Pearly gates is an informal name for the gateway to Heaven according to some Christian denominations. It is inspired by the description of the New Jerusalem in Revelation 21:21: "The twelve gates were twelve pearls, each gate made of a single pearl."[1]

The image of the gates in popular culture is a set of large gold, white, or wrought-iron gates in the clouds, guarded by Saint Peter (the keeper of the "keys to the kingdom"). Those not fit to enter heaven are denied entrance at the gates, and descend into Hell.[2] In some versions of this imagery, Peter looks up the deceased's name in a book, before opening the gate.

The pearly gates provide the background for a joke cycle: "the premise of these jokes is that admission is not automatic but that the criteria for admission are somewhat arbitrary."[3]

Johann Baptist Zimmermann (1680-1758): Ianua coeli
Hugo Simberg: The Peasant and Death at the Gates of Heaven and Hell (1897)


  1. ^ Lang, J. Stephen (2003). "59: Imagine the Size of Those Oysters". What the Good Book Didn't Say: Popular Myths and Misconceptions About the Bible. Citadel Press. p. 185. ISBN 9780806524603.
  2. ^ Ferguson, Everett (1996). The Church of Christ: A Biblical Ecclesiology for Today. Wm. B. Eerdmans Publishing. p. 53. ISBN 9780802841896. The passage moves from a building, to gates, to keys.

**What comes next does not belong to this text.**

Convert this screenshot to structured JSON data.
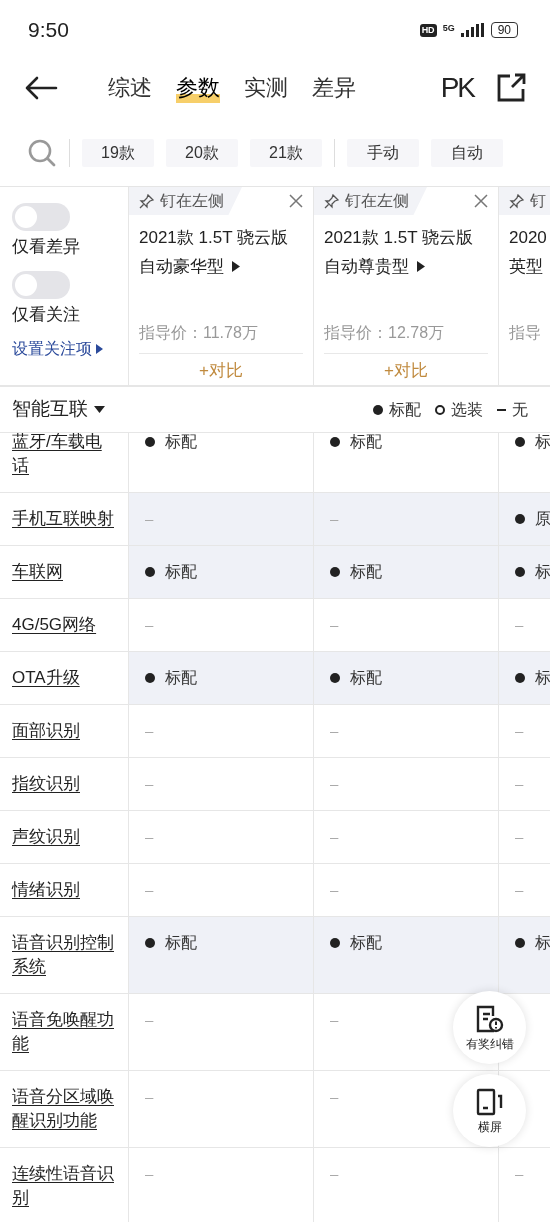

A popular image has Peter as the doorkeeper of heaven, deciding admission through the pearly gates to each person at death. This understanding of Peter goes back to an early medieval interpretation that identified Peter with a figure in Germanic mythology who was the porter of heaven.
  3. ^ Capps, Donald (2006). A Time to Laugh: The Religion of Humor. A&C Black. p. 30. ISBN 9780826418579. Retrieved 14 July 2022.